» **EXERCISE PROMPT**:
Output the listing exactly, leaving out no line.

» **AVAILABLE RECORDS**:

● ● ● ● ● ● ●

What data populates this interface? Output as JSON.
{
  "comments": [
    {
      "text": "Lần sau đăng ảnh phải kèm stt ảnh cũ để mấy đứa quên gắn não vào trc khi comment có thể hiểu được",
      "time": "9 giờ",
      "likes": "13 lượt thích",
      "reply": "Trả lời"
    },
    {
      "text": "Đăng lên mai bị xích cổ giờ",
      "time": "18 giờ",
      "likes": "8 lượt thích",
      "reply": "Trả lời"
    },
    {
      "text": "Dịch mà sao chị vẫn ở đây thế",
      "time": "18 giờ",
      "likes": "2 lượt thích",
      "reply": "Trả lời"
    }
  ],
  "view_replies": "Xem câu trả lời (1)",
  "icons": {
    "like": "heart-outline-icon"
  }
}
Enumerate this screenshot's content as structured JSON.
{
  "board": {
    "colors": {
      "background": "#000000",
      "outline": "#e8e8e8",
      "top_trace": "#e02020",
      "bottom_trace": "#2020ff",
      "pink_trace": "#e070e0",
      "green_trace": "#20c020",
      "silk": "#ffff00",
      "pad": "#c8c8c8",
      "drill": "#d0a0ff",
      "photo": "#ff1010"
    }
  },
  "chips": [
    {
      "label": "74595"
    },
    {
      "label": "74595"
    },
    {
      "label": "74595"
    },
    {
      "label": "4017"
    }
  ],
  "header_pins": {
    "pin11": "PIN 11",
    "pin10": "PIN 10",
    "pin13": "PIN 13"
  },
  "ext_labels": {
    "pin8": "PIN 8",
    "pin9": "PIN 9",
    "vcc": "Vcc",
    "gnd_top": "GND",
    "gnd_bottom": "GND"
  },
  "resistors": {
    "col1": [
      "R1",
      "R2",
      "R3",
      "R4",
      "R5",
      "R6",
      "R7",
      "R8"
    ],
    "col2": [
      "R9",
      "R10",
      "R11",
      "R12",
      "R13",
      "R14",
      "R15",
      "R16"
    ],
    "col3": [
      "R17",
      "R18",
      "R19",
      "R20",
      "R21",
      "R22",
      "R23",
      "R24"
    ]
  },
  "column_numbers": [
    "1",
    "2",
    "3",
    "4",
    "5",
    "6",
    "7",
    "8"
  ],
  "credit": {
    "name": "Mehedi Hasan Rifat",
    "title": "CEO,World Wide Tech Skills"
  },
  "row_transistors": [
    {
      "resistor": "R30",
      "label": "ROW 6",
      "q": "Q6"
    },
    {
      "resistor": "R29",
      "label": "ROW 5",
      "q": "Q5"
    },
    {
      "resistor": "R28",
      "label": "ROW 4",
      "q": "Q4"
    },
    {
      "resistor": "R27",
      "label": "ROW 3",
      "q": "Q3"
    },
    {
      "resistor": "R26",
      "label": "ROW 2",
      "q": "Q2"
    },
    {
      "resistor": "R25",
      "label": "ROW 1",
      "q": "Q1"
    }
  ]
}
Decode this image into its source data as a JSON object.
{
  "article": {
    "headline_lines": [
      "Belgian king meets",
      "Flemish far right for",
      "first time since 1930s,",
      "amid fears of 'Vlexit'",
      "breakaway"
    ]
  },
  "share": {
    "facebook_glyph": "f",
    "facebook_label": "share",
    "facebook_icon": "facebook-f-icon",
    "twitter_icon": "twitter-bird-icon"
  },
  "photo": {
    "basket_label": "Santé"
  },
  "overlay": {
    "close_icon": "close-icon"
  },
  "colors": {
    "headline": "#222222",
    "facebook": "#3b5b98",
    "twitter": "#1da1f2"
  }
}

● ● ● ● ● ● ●

» **WRITTEN SOLUTION**:
What data populates this interface? Output as JSON.
{
  "comments": [
    {
      "text": "Lần sau đăng ảnh phải kèm stt ảnh cũ để mấy đứa quên gắn não vào trc khi comment có thể hiểu được",
      "time": "9 giờ",
      "likes": "13 lượt thích",
      "reply": "Trả lời"
    },
    {
      "text": "Đăng lên mai bị xích cổ giờ",
      "time": "18 giờ",
      "likes": "8 lượt thích",
      "reply": "Trả lời"
    },
    {
      "text": "Dịch mà sao chị vẫn ở đây thế",
      "time": "18 giờ",
      "likes": "2 lượt thích",
      "reply": "Trả lời"
    }
  ],
  "view_replies": "Xem câu trả lời (1)",
  "icons": {
    "like": "heart-outline-icon"
  }
}
Enumerate this screenshot's content as structured JSON.
{
  "board": {
    "colors": {
      "background": "#000000",
      "outline": "#e8e8e8",
      "top_trace": "#e02020",
      "bottom_trace": "#2020ff",
      "pink_trace": "#e070e0",
      "green_trace": "#20c020",
      "silk": "#ffff00",
      "pad": "#c8c8c8",
      "drill": "#d0a0ff",
      "photo": "#ff1010"
    }
  },
  "chips": [
    {
      "label": "74595"
    },
    {
      "label": "74595"
    },
    {
      "label": "74595"
    },
    {
      "label": "4017"
    }
  ],
  "header_pins": {
    "pin11": "PIN 11",
    "pin10": "PIN 10",
    "pin13": "PIN 13"
  },
  "ext_labels": {
    "pin8": "PIN 8",
    "pin9": "PIN 9",
    "vcc": "Vcc",
    "gnd_top": "GND",
    "gnd_bottom": "GND"
  },
  "resistors": {
    "col1": [
      "R1",
      "R2",
      "R3",
      "R4",
      "R5",
      "R6",
      "R7",
      "R8"
    ],
    "col2": [
      "R9",
      "R10",
      "R11",
      "R12",
      "R13",
      "R14",
      "R15",
      "R16"
    ],
    "col3": [
      "R17",
      "R18",
      "R19",
      "R20",
      "R21",
      "R22",
      "R23",
      "R24"
    ]
  },
  "column_numbers": [
    "1",
    "2",
    "3",
    "4",
    "5",
    "6",
    "7",
    "8"
  ],
  "credit": {
    "name": "Mehedi Hasan Rifat",
    "title": "CEO,World Wide Tech Skills"
  },
  "row_transistors": [
    {
      "resistor": "R30",
      "label": "ROW 6",
      "q": "Q6"
    },
    {
      "resistor": "R29",
      "label": "ROW 5",
      "q": "Q5"
    },
    {
      "resistor": "R28",
      "label": "ROW 4",
      "q": "Q4"
    },
    {
      "resistor": "R27",
      "label": "ROW 3",
      "q": "Q3"
    },
    {
      "resistor": "R26",
      "label": "ROW 2",
      "q": "Q2"
    },
    {
      "resistor": "R25",
      "label": "ROW 1",
      "q": "Q1"
    }
  ]
}
Decode this image into its source data as a JSON object.
{
  "article": {
    "headline_lines": [
      "Belgian king meets",
      "Flemish far right for",
      "first time since 1930s,",
      "amid fears of 'Vlexit'",
      "breakaway"
    ]
  },
  "share": {
    "facebook_glyph": "f",
    "facebook_label": "share",
    "facebook_icon": "facebook-f-icon",
    "twitter_icon": "twitter-bird-icon"
  },
  "photo": {
    "basket_label": "Santé"
  },
  "overlay": {
    "close_icon": "close-icon"
  },
  "colors": {
    "headline": "#222222",
    "facebook": "#3b5b98",
    "twitter": "#1da1f2"
  }
}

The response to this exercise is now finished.